Your goal:
Return the records below exactly; pictures stay out.

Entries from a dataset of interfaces
——
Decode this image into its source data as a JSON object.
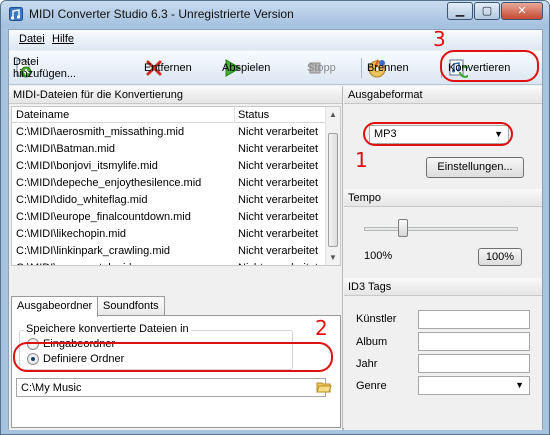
{
  "window": {
    "title": "MIDI Converter Studio 6.3 - Unregistrierte Version",
    "buttons": [
      "minimize",
      "maximize",
      "close"
    ]
  },
  "menu": {
    "items": [
      "Datei",
      "Hilfe"
    ]
  },
  "toolbar": {
    "add_label": "Datei hinzufügen...",
    "remove_label": "Entfernen",
    "play_label": "Abspielen",
    "stop_label": "Stopp",
    "burn_label": "Brennen",
    "convert_label": "Konvertieren",
    "icons": {
      "add": "add-file-icon",
      "remove": "remove-icon",
      "play": "play-icon",
      "stop": "stop-icon",
      "burn": "burn-cd-icon",
      "convert": "convert-icon"
    }
  },
  "files_panel": {
    "title": "MIDI-Dateien für die Konvertierung",
    "columns": [
      "Dateiname",
      "Status"
    ],
    "rows": [
      [
        "C:\\MIDI\\aerosmith_missathing.mid",
        "Nicht verarbeitet"
      ],
      [
        "C:\\MIDI\\Batman.mid",
        "Nicht verarbeitet"
      ],
      [
        "C:\\MIDI\\bonjovi_itsmylife.mid",
        "Nicht verarbeitet"
      ],
      [
        "C:\\MIDI\\depeche_enjoythesilence.mid",
        "Nicht verarbeitet"
      ],
      [
        "C:\\MIDI\\dido_whiteflag.mid",
        "Nicht verarbeitet"
      ],
      [
        "C:\\MIDI\\europe_finalcountdown.mid",
        "Nicht verarbeitet"
      ],
      [
        "C:\\MIDI\\likechopin.mid",
        "Nicht verarbeitet"
      ],
      [
        "C:\\MIDI\\linkinpark_crawling.mid",
        "Nicht verarbeitet"
      ],
      [
        "C:\\MIDI\\mymmortal.mid",
        "Nicht verarbeitet"
      ]
    ]
  },
  "output_tabs": {
    "tabs": [
      "Ausgabeordner",
      "Soundfonts"
    ],
    "active": "Ausgabeordner",
    "group_label": "Speichere konvertierte Dateien in",
    "radio_input_folder": "Eingabeordner",
    "radio_defined_folder": "Definiere Ordner",
    "selected_radio": "Definiere Ordner",
    "folder_path": "C:\\My Music"
  },
  "output_format": {
    "title": "Ausgabeformat",
    "selected": "MP3",
    "settings_button": "Einstellungen..."
  },
  "tempo": {
    "title": "Tempo",
    "value_label": "100%",
    "reset_button": "100%",
    "slider_fraction": 0.25
  },
  "id3": {
    "title": "ID3 Tags",
    "fields": [
      "Künstler",
      "Album",
      "Jahr",
      "Genre"
    ]
  },
  "annotations": {
    "color": "#e01010",
    "numbers": [
      "1",
      "2",
      "3"
    ]
  }
}
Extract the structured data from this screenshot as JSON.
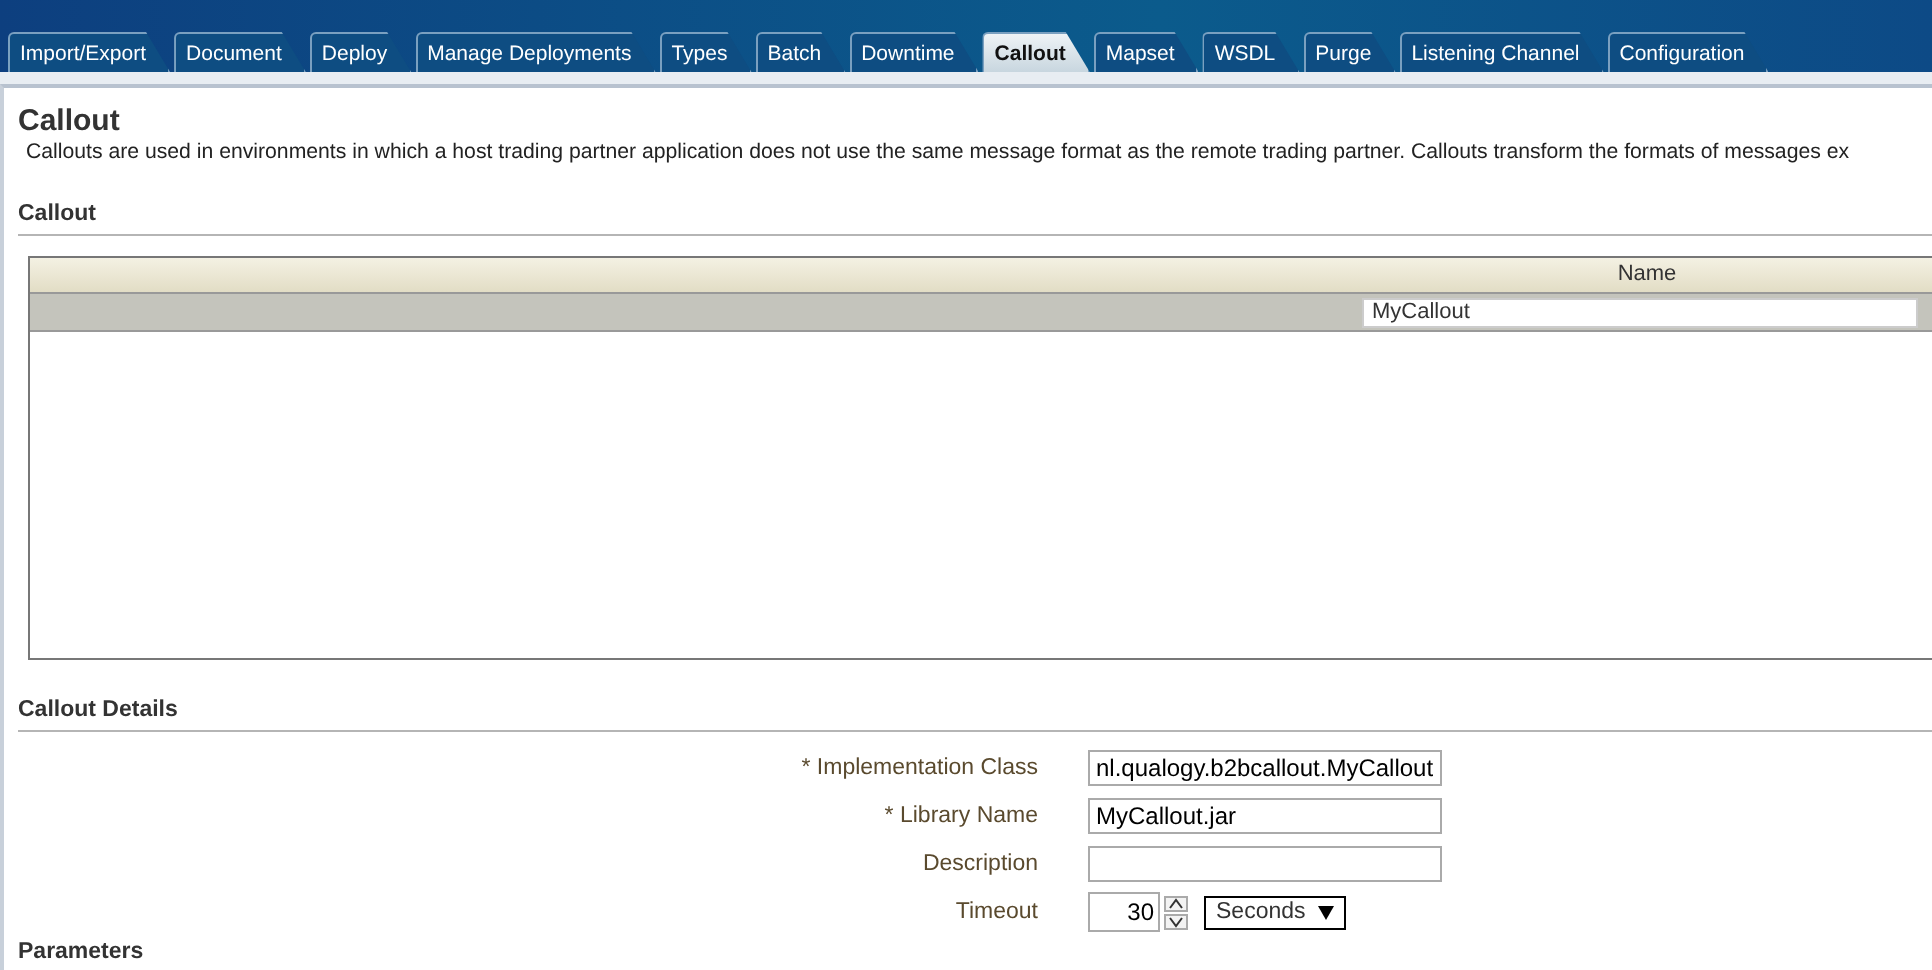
{
  "tabs": [
    {
      "label": "Import/Export",
      "selected": false
    },
    {
      "label": "Document",
      "selected": false
    },
    {
      "label": "Deploy",
      "selected": false
    },
    {
      "label": "Manage Deployments",
      "selected": false
    },
    {
      "label": "Types",
      "selected": false
    },
    {
      "label": "Batch",
      "selected": false
    },
    {
      "label": "Downtime",
      "selected": false
    },
    {
      "label": "Callout",
      "selected": true
    },
    {
      "label": "Mapset",
      "selected": false
    },
    {
      "label": "WSDL",
      "selected": false
    },
    {
      "label": "Purge",
      "selected": false
    },
    {
      "label": "Listening Channel",
      "selected": false
    },
    {
      "label": "Configuration",
      "selected": false
    }
  ],
  "page": {
    "title": "Callout",
    "description": "Callouts are used in environments in which a host trading partner application does not use the same message format as the remote trading partner. Callouts transform the formats of messages ex"
  },
  "callout_section": {
    "heading": "Callout",
    "table": {
      "columns": [
        "Name"
      ],
      "rows": [
        {
          "name": "MyCallout",
          "selected": true
        }
      ]
    }
  },
  "details_section": {
    "heading": "Callout Details",
    "fields": [
      {
        "kind": "text",
        "label": "* Implementation Class",
        "value": "nl.qualogy.b2bcallout.MyCallout"
      },
      {
        "kind": "text",
        "label": "* Library Name",
        "value": "MyCallout.jar"
      },
      {
        "kind": "text",
        "label": "Description"
      },
      {
        "kind": "timeout",
        "label": "Timeout",
        "value": "30",
        "unit": "Seconds"
      }
    ]
  },
  "parameters_section": {
    "heading": "Parameters"
  }
}
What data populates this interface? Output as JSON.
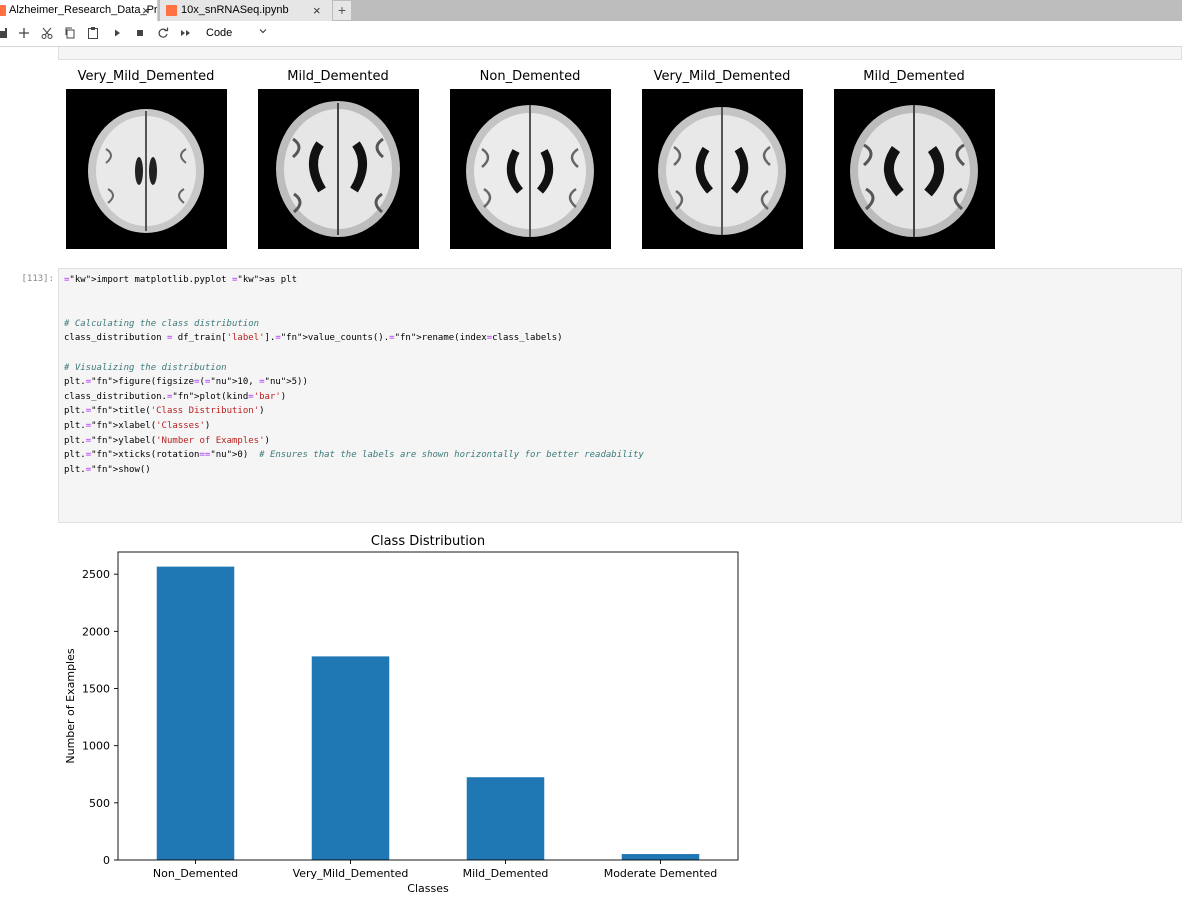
{
  "tabs": [
    {
      "label": "Alzheimer_Research_Data_Pr",
      "close": "×",
      "active": true
    },
    {
      "label": "10x_snRNASeq.ipynb",
      "close": "×",
      "active": false
    }
  ],
  "new_tab_label": "+",
  "toolbar": {
    "icons": [
      "save-icon",
      "add-icon",
      "cut-icon",
      "copy-icon",
      "paste-icon",
      "run-icon",
      "stop-icon",
      "restart-icon",
      "fast-forward-icon"
    ],
    "cell_type": "Code"
  },
  "images": [
    {
      "title": "Very_Mild_Demented"
    },
    {
      "title": "Mild_Demented"
    },
    {
      "title": "Non_Demented"
    },
    {
      "title": "Very_Mild_Demented"
    },
    {
      "title": "Mild_Demented"
    }
  ],
  "code_cell": {
    "prompt": "[113]:",
    "lines": [
      "import matplotlib.pyplot as plt",
      "",
      "",
      "# Calculating the class distribution",
      "class_distribution = df_train['label'].value_counts().rename(index=class_labels)",
      "",
      "# Visualizing the distribution",
      "plt.figure(figsize=(10, 5))",
      "class_distribution.plot(kind='bar')",
      "plt.title('Class Distribution')",
      "plt.xlabel('Classes')",
      "plt.ylabel('Number of Examples')",
      "plt.xticks(rotation=0)  # Ensures that the labels are shown horizontally for better readability",
      "plt.show()"
    ]
  },
  "chart_data": {
    "type": "bar",
    "title": "Class Distribution",
    "xlabel": "Classes",
    "ylabel": "Number of Examples",
    "categories": [
      "Non_Demented",
      "Very_Mild_Demented",
      "Mild_Demented",
      "Moderate Demented"
    ],
    "values": [
      2566,
      1781,
      724,
      52
    ],
    "ylim": [
      0,
      2694
    ],
    "yticks": [
      0,
      500,
      1000,
      1500,
      2000,
      2500
    ],
    "color": "#1f77b4",
    "grid": false
  }
}
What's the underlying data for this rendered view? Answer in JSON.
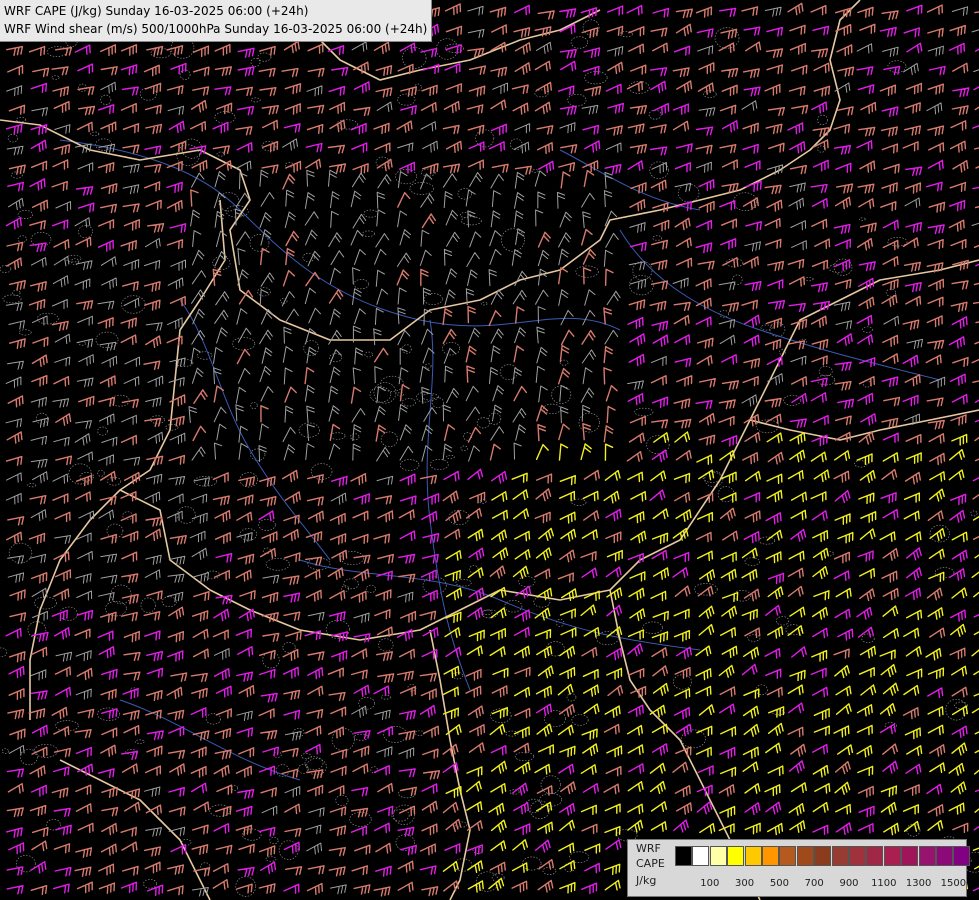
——
Task solution:
Decode this image into its source data as a JSON object.
{
  "window": {
    "title": "MIDI Converter Studio 6.3 - Unregistrierte Version",
    "buttons": [
      "minimize",
      "maximize",
      "close"
    ]
  },
  "menu": {
    "items": [
      "Datei",
      "Hilfe"
    ]
  },
  "toolbar": {
    "add_label": "Datei hinzufügen...",
    "remove_label": "Entfernen",
    "play_label": "Abspielen",
    "stop_label": "Stopp",
    "burn_label": "Brennen",
    "convert_label": "Konvertieren",
    "icons": {
      "add": "add-file-icon",
      "remove": "remove-icon",
      "play": "play-icon",
      "stop": "stop-icon",
      "burn": "burn-cd-icon",
      "convert": "convert-icon"
    }
  },
  "files_panel": {
    "title": "MIDI-Dateien für die Konvertierung",
    "columns": [
      "Dateiname",
      "Status"
    ],
    "rows": [
      [
        "C:\\MIDI\\aerosmith_missathing.mid",
        "Nicht verarbeitet"
      ],
      [
        "C:\\MIDI\\Batman.mid",
        "Nicht verarbeitet"
      ],
      [
        "C:\\MIDI\\bonjovi_itsmylife.mid",
        "Nicht verarbeitet"
      ],
      [
        "C:\\MIDI\\depeche_enjoythesilence.mid",
        "Nicht verarbeitet"
      ],
      [
        "C:\\MIDI\\dido_whiteflag.mid",
        "Nicht verarbeitet"
      ],
      [
        "C:\\MIDI\\europe_finalcountdown.mid",
        "Nicht verarbeitet"
      ],
      [
        "C:\\MIDI\\likechopin.mid",
        "Nicht verarbeitet"
      ],
      [
        "C:\\MIDI\\linkinpark_crawling.mid",
        "Nicht verarbeitet"
      ],
      [
        "C:\\MIDI\\mymmortal.mid",
        "Nicht verarbeitet"
      ]
    ]
  },
  "output_tabs": {
    "tabs": [
      "Ausgabeordner",
      "Soundfonts"
    ],
    "active": "Ausgabeordner",
    "group_label": "Speichere konvertierte Dateien in",
    "radio_input_folder": "Eingabeordner",
    "radio_defined_folder": "Definiere Ordner",
    "selected_radio": "Definiere Ordner",
    "folder_path": "C:\\My Music"
  },
  "output_format": {
    "title": "Ausgabeformat",
    "selected": "MP3",
    "settings_button": "Einstellungen..."
  },
  "tempo": {
    "title": "Tempo",
    "value_label": "100%",
    "reset_button": "100%",
    "slider_fraction": 0.25
  },
  "id3": {
    "title": "ID3 Tags",
    "fields": [
      "Künstler",
      "Album",
      "Jahr",
      "Genre"
    ]
  },
  "annotations": {
    "color": "#e01010",
    "numbers": [
      "1",
      "2",
      "3"
    ]
  }
}
Extract the structured data from this screenshot as JSON.
{
  "tabs": [
    {
      "label": "Import/Export",
      "selected": false
    },
    {
      "label": "Document",
      "selected": false
    },
    {
      "label": "Deploy",
      "selected": false
    },
    {
      "label": "Manage Deployments",
      "selected": false
    },
    {
      "label": "Types",
      "selected": false
    },
    {
      "label": "Batch",
      "selected": false
    },
    {
      "label": "Downtime",
      "selected": false
    },
    {
      "label": "Callout",
      "selected": true
    },
    {
      "label": "Mapset",
      "selected": false
    },
    {
      "label": "WSDL",
      "selected": false
    },
    {
      "label": "Purge",
      "selected": false
    },
    {
      "label": "Listening Channel",
      "selected": false
    },
    {
      "label": "Configuration",
      "selected": false
    }
  ],
  "page": {
    "title": "Callout",
    "description": "Callouts are used in environments in which a host trading partner application does not use the same message format as the remote trading partner. Callouts transform the formats of messages ex"
  },
  "callout_section": {
    "heading": "Callout",
    "table": {
      "columns": [
        "Name"
      ],
      "rows": [
        {
          "name": "MyCallout",
          "selected": true
        }
      ]
    }
  },
  "details_section": {
    "heading": "Callout Details",
    "fields": [
      {
        "kind": "text",
        "label": "* Implementation Class",
        "value": "nl.qualogy.b2bcallout.MyCallout"
      },
      {
        "kind": "text",
        "label": "* Library Name",
        "value": "MyCallout.jar"
      },
      {
        "kind": "text",
        "label": "Description"
      },
      {
        "kind": "timeout",
        "label": "Timeout",
        "value": "30",
        "unit": "Seconds"
      }
    ]
  },
  "parameters_section": {
    "heading": "Parameters"
  }
}
What data populates this interface? Output as JSON.
{
  "tabs": [
    {
      "label": "Alzheimer_Research_Data_Pr",
      "close": "×",
      "active": true
    },
    {
      "label": "10x_snRNASeq.ipynb",
      "close": "×",
      "active": false
    }
  ],
  "new_tab_label": "+",
  "toolbar": {
    "icons": [
      "save-icon",
      "add-icon",
      "cut-icon",
      "copy-icon",
      "paste-icon",
      "run-icon",
      "stop-icon",
      "restart-icon",
      "fast-forward-icon"
    ],
    "cell_type": "Code"
  },
  "images": [
    {
      "title": "Very_Mild_Demented"
    },
    {
      "title": "Mild_Demented"
    },
    {
      "title": "Non_Demented"
    },
    {
      "title": "Very_Mild_Demented"
    },
    {
      "title": "Mild_Demented"
    }
  ],
  "code_cell": {
    "prompt": "[113]:",
    "lines": [
      "import matplotlib.pyplot as plt",
      "",
      "",
      "# Calculating the class distribution",
      "class_distribution = df_train['label'].value_counts().rename(index=class_labels)",
      "",
      "# Visualizing the distribution",
      "plt.figure(figsize=(10, 5))",
      "class_distribution.plot(kind='bar')",
      "plt.title('Class Distribution')",
      "plt.xlabel('Classes')",
      "plt.ylabel('Number of Examples')",
      "plt.xticks(rotation=0)  # Ensures that the labels are shown horizontally for better readability",
      "plt.show()"
    ]
  },
  "chart_data": {
    "type": "bar",
    "title": "Class Distribution",
    "xlabel": "Classes",
    "ylabel": "Number of Examples",
    "categories": [
      "Non_Demented",
      "Very_Mild_Demented",
      "Mild_Demented",
      "Moderate Demented"
    ],
    "values": [
      2566,
      1781,
      724,
      52
    ],
    "ylim": [
      0,
      2694
    ],
    "yticks": [
      0,
      500,
      1000,
      1500,
      2000,
      2500
    ],
    "color": "#1f77b4",
    "grid": false
  }
}
What's the underlying data for this rendered view? Answer in JSON.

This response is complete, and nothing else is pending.